What you need to do: Give the count of lines below that include the word "datetime", and say nothing else.

App and web page records:
------

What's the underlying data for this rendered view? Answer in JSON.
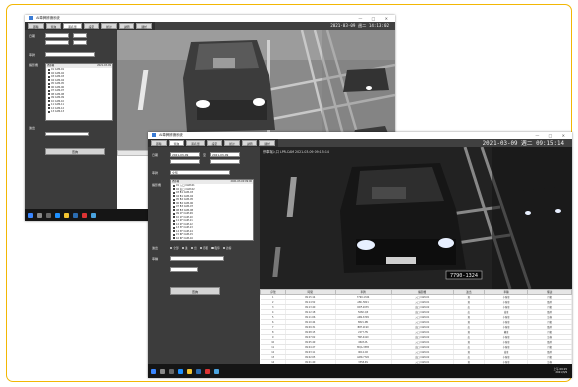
{
  "win1": {
    "title": "AI車牌辨識系統",
    "datetime": "2021-03-09 週二 14:13:02",
    "window_controls": "— □ ✕",
    "tabs": [
      "即時",
      "查詢",
      "黑名單",
      "設定",
      "統計",
      "說明",
      "關於"
    ],
    "panel_labels": [
      "日期",
      "車牌",
      "攝影機",
      "進出"
    ],
    "list_header_left": "攝影機",
    "list_header_right": "2021-03-09",
    "list_items": [
      "01 CAM-01",
      "02 CAM-02",
      "03 CAM-03",
      "04 CAM-04",
      "05 CAM-05",
      "06 CAM-06",
      "07 CAM-07",
      "08 CAM-08",
      "09 CAM-09",
      "10 CAM-10",
      "11 CAM-11",
      "12 CAM-12",
      "13 CAM-13"
    ],
    "search_button": "查詢"
  },
  "win2": {
    "title": "AI車牌辨識系統",
    "datetime": "2021-03-09 週二 09:15:14",
    "window_controls": "— □ ✕",
    "tabs": [
      "即時",
      "查詢",
      "黑名單",
      "設定",
      "統計",
      "說明",
      "關於"
    ],
    "video_caption": "停車場入口 LPR-CAM 2021-03-09 09:15:14",
    "plate_text": "7790-1324",
    "panel_labels": [
      "日期",
      "至",
      "車牌",
      "攝影機",
      "進出",
      "車種"
    ],
    "date_from": "2021-03-09",
    "date_to": "2021-03-09",
    "plate_field": "全部",
    "list_header_left": "攝影機",
    "list_header_right": "2021-03-09 09:00",
    "list_items": [
      "01 入口 CAM-01",
      "02 出口 CAM-02",
      "03 B1 CAM-03",
      "04 B1 CAM-04",
      "05 B2 CAM-05",
      "06 B2 CAM-06",
      "07 B3 CAM-07",
      "08 B3 CAM-08",
      "09 1F CAM-09",
      "10 1F CAM-10",
      "11 2F CAM-11",
      "12 2F CAM-12",
      "13 3F CAM-13",
      "14 3F CAM-14",
      "15 RF CAM-15",
      "16 RF CAM-16"
    ],
    "radio_options": [
      "全部",
      "進",
      "出",
      "月租",
      "臨停",
      "訪客"
    ],
    "search_button": "查詢",
    "table_columns": [
      "序號",
      "時間",
      "車牌",
      "攝影機",
      "進出",
      "車種",
      "備註"
    ],
    "table_rows": [
      [
        "1",
        "09:15:14",
        "7790-1324",
        "入口 CAM-01",
        "進",
        "小客車",
        "月租"
      ],
      [
        "2",
        "09:14:52",
        "ABC-5821",
        "入口 CAM-01",
        "進",
        "小客車",
        "臨停"
      ],
      [
        "3",
        "09:13:40",
        "RDF-2035",
        "出口 CAM-02",
        "出",
        "小客車",
        "月租"
      ],
      [
        "4",
        "09:12:18",
        "5682-QZ",
        "出口 CAM-02",
        "出",
        "貨車",
        "臨停"
      ],
      [
        "5",
        "09:11:06",
        "AKN-6709",
        "入口 CAM-01",
        "進",
        "小客車",
        "訪客"
      ],
      [
        "6",
        "09:10:44",
        "8821-MK",
        "入口 CAM-01",
        "進",
        "小客車",
        "月租"
      ],
      [
        "7",
        "09:09:31",
        "BRT-1190",
        "出口 CAM-02",
        "出",
        "小客車",
        "臨停"
      ],
      [
        "8",
        "09:08:15",
        "2277-HV",
        "入口 CAM-01",
        "進",
        "機車",
        "月租"
      ],
      [
        "9",
        "09:07:02",
        "TKE-4410",
        "出口 CAM-02",
        "出",
        "小客車",
        "訪客"
      ],
      [
        "10",
        "09:05:49",
        "6603-PL",
        "入口 CAM-01",
        "進",
        "小客車",
        "臨停"
      ],
      [
        "11",
        "09:04:27",
        "MQA-3385",
        "出口 CAM-02",
        "出",
        "小客車",
        "月租"
      ],
      [
        "12",
        "09:03:11",
        "9014-CD",
        "入口 CAM-01",
        "進",
        "貨車",
        "臨停"
      ],
      [
        "13",
        "09:02:05",
        "LWN-7726",
        "出口 CAM-02",
        "出",
        "小客車",
        "月租"
      ],
      [
        "14",
        "09:01:40",
        "3358-RS",
        "入口 CAM-01",
        "進",
        "小客車",
        "訪客"
      ],
      [
        "15",
        "09:00:12",
        "GHY-0932",
        "出口 CAM-02",
        "出",
        "小客車",
        "臨停"
      ]
    ],
    "clock_time": "上午 09:15",
    "clock_date": "2021/3/9"
  },
  "taskbar_icons": [
    "windows-icon",
    "search-icon",
    "task-view-icon",
    "edge-icon",
    "explorer-icon",
    "store-icon",
    "mail-icon",
    "app-icon"
  ],
  "colors": {
    "frame": "#f2b705",
    "window_bg": "#404040",
    "taskbar": "#151515"
  }
}
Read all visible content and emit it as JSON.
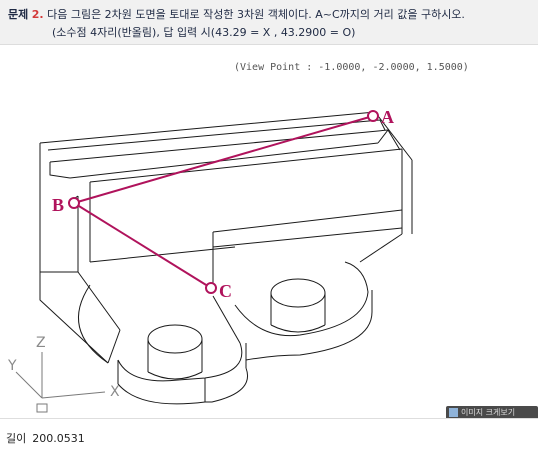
{
  "header": {
    "problem_label": "문제",
    "problem_number": "2.",
    "question_line1": "다음 그림은 2차원 도면을 토대로 작성한 3차원 객체이다. A~C까지의 거리 값을 구하시오.",
    "question_line2": "(소수점 4자리(반올림), 답 입력 시(43.29 = X , 43.2900 = O)"
  },
  "drawing": {
    "view_point": "(View Point : -1.0000, -2.0000, 1.5000)",
    "point_labels": {
      "a": "A",
      "b": "B",
      "c": "C"
    },
    "axis_labels": {
      "z": "Z",
      "y": "Y",
      "x": "X"
    },
    "wire_color": "#1a1a1a",
    "path_color": "#b0135c"
  },
  "answer": {
    "label": "길이",
    "value": "200.0531"
  },
  "mini_button": {
    "label": "이미지 크게보기"
  }
}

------

Task result: 2